Esophageal cancer causes nearly 16,000 deaths in the U.S. each year, according to the American Cancer Society. But tumors can be difficult to detect, often hidden in the normal tissue of the throat and hard to find with an endoscopic probe. To remedy that, a UTA nursing researcher is using nanoparticles to more effectively detect and treat the disease.
The modified nanoparticles can also carry chemotherapy drugs directly to the tumor site.
Associate Professor Zui Pan and her colleagues have manufactured polypeptide nanoparticles with tumor-targeting properties and near-infrared fluorescence for better tissue imaging. The modified nanoparticles can also carry chemotherapy drugs directly to the tumor site. This nanoparticle-based platform could allow a surgeon to spot the affected area clearly to remove it or help doctors see the extent and location of the cancer so they can consider alternative therapies.

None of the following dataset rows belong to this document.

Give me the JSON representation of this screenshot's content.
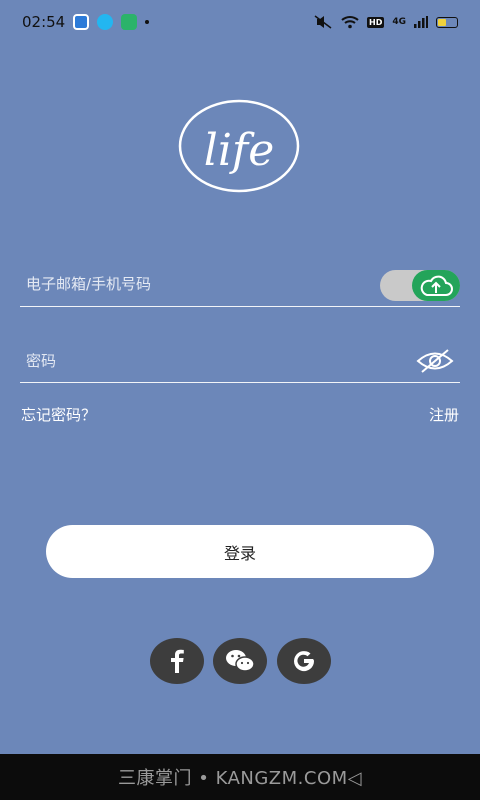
{
  "status_bar": {
    "time": "02:54",
    "network": "4G"
  },
  "form": {
    "email_placeholder": "电子邮箱/手机号码",
    "password_placeholder": "密码",
    "forgot_label": "忘记密码？",
    "register_label": "注册",
    "login_label": "登录"
  },
  "logo_text": "life",
  "watermark": "三康掌门 • KANGZM.COM◁",
  "colors": {
    "background": "#6c87b9",
    "toggle_green": "#23a45a",
    "social_bg": "#3d3d3d"
  },
  "icons": [
    "eye-slash-icon",
    "cloud-upload-icon",
    "facebook-icon",
    "wechat-icon",
    "google-icon"
  ]
}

Dr. Pan's collaborators are UTA postdoctoral fellow Yan Chang and graduate student Chaochu Cui, along with Ohio State University Professor Mingjun Zhang and postdoctoral fellow Zhen Fan. The team's research was published in Nature Communications.